# Canonical decomposition

Any function \( f : A \to B \) can be decomposed into a [type of function], followed by an [type of function], followed by an [type of function].

The surjection will be a projection to a partition of \( A \) induced by \( f \). The isomorphism will be from this set to [what set?]. The injection will be [what function?] back to \( B \).

#### Equivalence relation induced by a function

Let \( f : A \to B \) be a function. \( f \) induces an equivalence relation \( \sim \) on \( A \) as follows: For all \( a', a'' \in A \),

### Theorem. Canonical decomposition

Let \( f : A \to B \) be any function, and define \( \sim \) as above. Then \( f \) decomposes as follows:

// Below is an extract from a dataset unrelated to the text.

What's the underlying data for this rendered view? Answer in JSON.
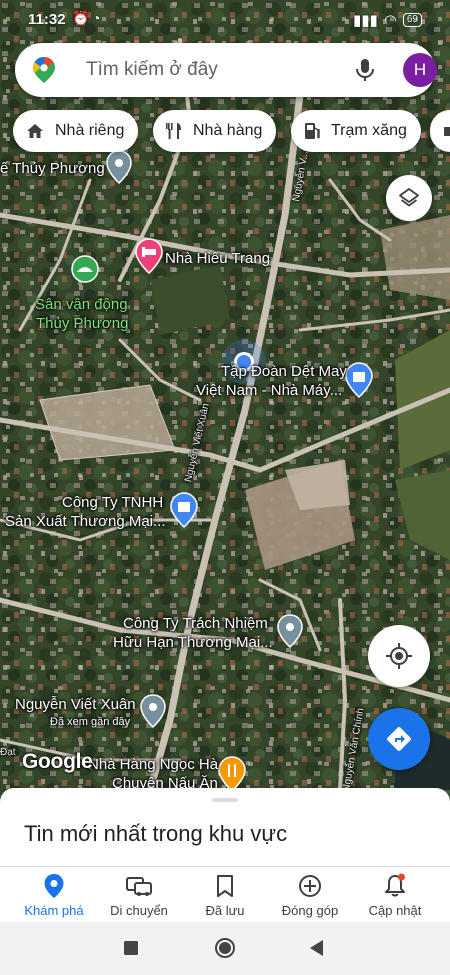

First we have the canonical projection \( A \to A/\sim \). The last function is the inclusion \( \operatorname{im} f \subseteq B \). The bijection in the middle is defined as:

This theorem states that the above diagram for \( f \)'s decomposition computes and that \( \widetilde{f} \) is a valid function and is a bijection.

#### Well-defined

There is ambiguity as to which elements of \( A \) are chosen to represent
the equivalence classes in \( A \ \sim \). As a consequence, this theorem
should be accompanied by a proof to show that any choice available leads to
the same result. Such a proof is said to be a verification of the theorem being
*well-defined*. Aluffi does exactly this, and it is a good example of
such proofs.